-MONTHLY VHS & DVD REVIEW-
copyright © 2001 - 2005 VideoVista
cast: Jack MacGowran, Jane Birkin, Iain Quarrier, Irene Handl, and Richard Wattis
director: Joe Massot
76 minutes (15) 1968 widescreen ratio 16:9
Prism Leisure DVD Region 2 retail
[released 13 June]
reviewed by Patrick Hudson
This little known piece of fascinating 1960s' kitsch features a fine soundtrack by George
Harrison, and a remarkable glimpse at psychedelic filmmaking at its most indulgent. The
story concerns a lonely scientist, Professor Oscar Collins, played by Irish stage actor
Jack McGowran, who discovers a hole in the wall that looks through to the neighbouring
flat, occupied, in a happy coincidence, by a lovely model, Penny Lane, played by Jane
Birkin. He quickly becomes obsessed by her glamorous life, and dreams of sweeping her
off her feet and carrying her away from her sleazy boyfriend.
It sounds a bit creepy, but this isn't the sleazy sort of voyeurism, it's the naïve
longing of an innocent worshipping an unknowing beauty from afar... nah, I'm not buying
it, either. By any standards the story is very iffy. Although made in the heyday of women's
lib, the plot wouldn't be out of place on Benny Hill, and owes more to The Seven Year
Itch than to The Female Eunuch. However, the professor's yearnings are portrayed
as chaste rather than sordid, and in the symbolic vernacular of the times sexual longing
was often representative of a greater spiritual need. This type of mid-life crisis comedy
was quite popular in the 1960s. The professor is very similar to characters played by Peter
Sellers in; for example, I Love You, Alice B. Toklas! and There's A Girl In My
Soup, and despite a fine performance from the McGowran I couldn't quite shake the
feeling that the role had been intended for Sellers.
Don't watch this one for the plot or the politics, then, but revel in the swinging 1960s'
style that oozes from every frame. The professor's flat is decorated with large pre-Raphaelite
murals illustrating scenes from Arthurian legend, and decorated with quotations from Tennyson
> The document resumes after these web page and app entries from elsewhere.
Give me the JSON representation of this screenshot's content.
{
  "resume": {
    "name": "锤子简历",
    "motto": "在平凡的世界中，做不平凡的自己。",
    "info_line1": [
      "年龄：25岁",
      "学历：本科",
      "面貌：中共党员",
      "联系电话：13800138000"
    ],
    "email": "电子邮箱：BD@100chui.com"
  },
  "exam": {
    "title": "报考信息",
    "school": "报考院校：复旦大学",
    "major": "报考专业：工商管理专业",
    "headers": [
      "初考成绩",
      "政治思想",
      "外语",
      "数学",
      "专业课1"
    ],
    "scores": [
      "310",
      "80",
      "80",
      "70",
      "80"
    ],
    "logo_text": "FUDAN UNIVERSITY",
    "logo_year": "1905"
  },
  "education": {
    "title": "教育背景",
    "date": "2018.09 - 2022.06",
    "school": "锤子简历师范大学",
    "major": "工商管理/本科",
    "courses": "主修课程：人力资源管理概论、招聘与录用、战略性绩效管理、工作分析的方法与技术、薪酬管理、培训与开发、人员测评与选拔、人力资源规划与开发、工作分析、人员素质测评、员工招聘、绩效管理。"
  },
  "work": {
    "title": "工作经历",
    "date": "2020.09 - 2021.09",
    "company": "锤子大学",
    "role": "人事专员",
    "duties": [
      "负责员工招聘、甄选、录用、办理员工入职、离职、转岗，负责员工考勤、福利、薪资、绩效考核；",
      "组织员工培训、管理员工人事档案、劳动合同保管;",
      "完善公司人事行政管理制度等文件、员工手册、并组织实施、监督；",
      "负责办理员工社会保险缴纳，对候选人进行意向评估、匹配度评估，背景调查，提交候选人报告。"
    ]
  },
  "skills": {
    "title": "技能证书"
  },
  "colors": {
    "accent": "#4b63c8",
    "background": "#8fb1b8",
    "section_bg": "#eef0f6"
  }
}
and Christina Rosetti. Penny's is an amazing psychedelic dream pad with brilliant colours
and stained glass windows. There are plenty of fashion shoots, too, with some marvellously
outlandish 1960s' clobber, and let's not forget the lime green car with matching interior.
Good use is also made of the location for Oscar's lab - a waterworks somewhere (Kew?) -
particularly in a dream sequence where Oscar uses the pumping equipment in a symbolic
duel with his lab assistant (Richard Wattis).
George Harrison's soundtrack is superb, and mixes rock with raga and more experimental
noise elements to underline the action. The notes on the DVD say that Harrison worked
carefully to tie the music to the rhythm of the film, and the results are well worth it.
There is little dialogue and so the music has to carry the film, which it does to great
effect. The soundtrack includes performances from Eric Clapton, Ringo Star and Peter Tork
(of The Monkees), and the sections of Indian music were recorded in Bombay while the Fab
Four enjoyed the hospitality of the Maharishi, so fans of 1960s' music may also wish to
seek this one out.
With sex and rock 'n' roll covered, you won't be surprised to hear that Wonderwall
plays with the other great 1960s' shibboleth, drugs. There's a party scene where various
fashionable bright young things puff half-heartedly at rough looking joints, the boyfriend
sports a particularly manky looking bong, and extras dance stiffly with glazed 'man, I'm
out of it' smiles. In a dream sequence, the boyfriend leaps out at the professor in a
Superman suit where the big red S is augmented with the addition of an L before and a D
afterwards. The visuals are very clearly cued to a psychedelically enhanced audience,
particularly the throbbing, abstract shots down the microscope and the layering of shots
in the peeping scenes. In fact, the professor's whole experience comes across a bit like
a long acid trip, starting with initial unease and then moving through mania and hallucinations
to a peak experience, and finally returning to normal. What was he up to in that lab anyway?
McGowran does well with the physical comedy of Oscar's role, although the characterisation
is necessarily thin. Birkin is one of those actors one either loves or loathes - I'm in
the former camp, and so Penny's thin character was more than compensated for by plenty
of posing in funky 1960s' gear. The boy, played by Iain Quarrier is suitably vacuous, and
looked good. Irene Handl and Richard Wattis provide solid support, although they are
clearly paying the rent rather than tribute to the actorly muses.
Wonderwall is not a great movie, and elements of the plot creak with ideas that
were antiquated even by the standards of the time. However, it does not outstay its welcome
and the fabulous music and set design more than make up for its failings in other areas.
This film has remained obscure since the 1960s, and this belated release might see it gain
some notoriety as a time capsule. The striking visuals and excellent score make this well
worth a look if you are interested in the swinging London scene or 1960s' psychedelic